Element data from apps and pages

▽

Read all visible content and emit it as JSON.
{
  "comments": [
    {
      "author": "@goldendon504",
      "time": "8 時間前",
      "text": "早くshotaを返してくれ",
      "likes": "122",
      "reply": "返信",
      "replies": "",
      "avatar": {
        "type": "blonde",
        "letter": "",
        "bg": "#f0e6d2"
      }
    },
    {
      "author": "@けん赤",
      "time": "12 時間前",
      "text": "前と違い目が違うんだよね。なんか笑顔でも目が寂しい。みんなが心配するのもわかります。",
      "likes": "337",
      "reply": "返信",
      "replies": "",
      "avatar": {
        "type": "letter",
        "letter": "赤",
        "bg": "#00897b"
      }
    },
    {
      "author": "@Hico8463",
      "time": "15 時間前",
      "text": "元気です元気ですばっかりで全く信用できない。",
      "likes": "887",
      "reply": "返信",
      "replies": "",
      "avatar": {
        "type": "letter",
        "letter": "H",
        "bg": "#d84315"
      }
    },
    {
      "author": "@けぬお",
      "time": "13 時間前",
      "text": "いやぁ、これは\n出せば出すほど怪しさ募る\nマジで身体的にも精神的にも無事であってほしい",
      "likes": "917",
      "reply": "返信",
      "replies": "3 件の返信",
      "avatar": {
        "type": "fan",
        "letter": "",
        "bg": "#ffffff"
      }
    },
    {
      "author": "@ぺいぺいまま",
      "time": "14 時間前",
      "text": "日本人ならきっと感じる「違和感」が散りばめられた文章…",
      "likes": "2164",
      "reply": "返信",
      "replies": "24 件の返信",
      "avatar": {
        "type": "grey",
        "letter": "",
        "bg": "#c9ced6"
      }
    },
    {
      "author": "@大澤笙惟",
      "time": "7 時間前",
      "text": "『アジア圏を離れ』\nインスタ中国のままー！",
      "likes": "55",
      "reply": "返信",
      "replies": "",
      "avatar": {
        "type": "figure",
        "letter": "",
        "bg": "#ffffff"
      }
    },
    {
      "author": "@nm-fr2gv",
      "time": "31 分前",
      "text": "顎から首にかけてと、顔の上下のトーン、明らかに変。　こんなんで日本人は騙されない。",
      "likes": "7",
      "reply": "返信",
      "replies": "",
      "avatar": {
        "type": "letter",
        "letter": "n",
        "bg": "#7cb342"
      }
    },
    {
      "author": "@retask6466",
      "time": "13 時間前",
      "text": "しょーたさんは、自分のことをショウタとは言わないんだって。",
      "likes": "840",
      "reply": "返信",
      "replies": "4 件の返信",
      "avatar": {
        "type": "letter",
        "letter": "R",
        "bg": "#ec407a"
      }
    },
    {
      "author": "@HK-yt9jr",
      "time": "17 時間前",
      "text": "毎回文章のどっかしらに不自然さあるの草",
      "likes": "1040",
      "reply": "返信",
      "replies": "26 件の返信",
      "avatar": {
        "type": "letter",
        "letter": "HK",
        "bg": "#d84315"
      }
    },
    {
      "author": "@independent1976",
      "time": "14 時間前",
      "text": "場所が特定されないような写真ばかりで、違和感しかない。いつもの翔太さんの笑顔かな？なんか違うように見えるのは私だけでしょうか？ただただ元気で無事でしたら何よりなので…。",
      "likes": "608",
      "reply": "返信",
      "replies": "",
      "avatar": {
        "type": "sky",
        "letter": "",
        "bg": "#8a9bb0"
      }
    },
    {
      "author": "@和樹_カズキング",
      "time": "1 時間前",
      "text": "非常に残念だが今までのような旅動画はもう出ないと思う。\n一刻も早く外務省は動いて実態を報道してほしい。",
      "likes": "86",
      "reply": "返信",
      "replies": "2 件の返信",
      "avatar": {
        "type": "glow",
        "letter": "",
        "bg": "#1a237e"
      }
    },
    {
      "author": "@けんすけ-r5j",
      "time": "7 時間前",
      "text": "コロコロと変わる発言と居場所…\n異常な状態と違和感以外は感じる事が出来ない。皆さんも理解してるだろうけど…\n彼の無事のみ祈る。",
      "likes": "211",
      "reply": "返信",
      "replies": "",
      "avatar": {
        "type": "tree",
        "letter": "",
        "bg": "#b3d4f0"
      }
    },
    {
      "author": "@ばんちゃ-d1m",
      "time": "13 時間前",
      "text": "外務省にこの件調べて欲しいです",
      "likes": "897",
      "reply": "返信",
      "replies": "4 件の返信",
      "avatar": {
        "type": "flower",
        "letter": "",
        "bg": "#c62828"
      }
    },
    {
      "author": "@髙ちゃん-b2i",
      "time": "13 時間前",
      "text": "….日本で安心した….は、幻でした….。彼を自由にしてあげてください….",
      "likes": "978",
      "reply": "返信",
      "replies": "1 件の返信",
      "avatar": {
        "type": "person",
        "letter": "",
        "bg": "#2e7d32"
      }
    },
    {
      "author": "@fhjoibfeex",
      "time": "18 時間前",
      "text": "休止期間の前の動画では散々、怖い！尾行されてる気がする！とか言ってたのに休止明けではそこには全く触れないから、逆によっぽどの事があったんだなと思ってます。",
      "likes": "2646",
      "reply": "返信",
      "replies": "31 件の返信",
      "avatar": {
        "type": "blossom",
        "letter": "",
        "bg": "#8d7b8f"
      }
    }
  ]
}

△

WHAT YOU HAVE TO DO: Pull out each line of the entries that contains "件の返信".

EXERCISE ANSWER:
      "replies": "3 件の返信",
      "replies": "24 件の返信",
      "replies": "4 件の返信",
      "replies": "26 件の返信",
      "replies": "2 件の返信",
      "replies": "4 件の返信",
      "replies": "1 件の返信",
      "replies": "31 件の返信",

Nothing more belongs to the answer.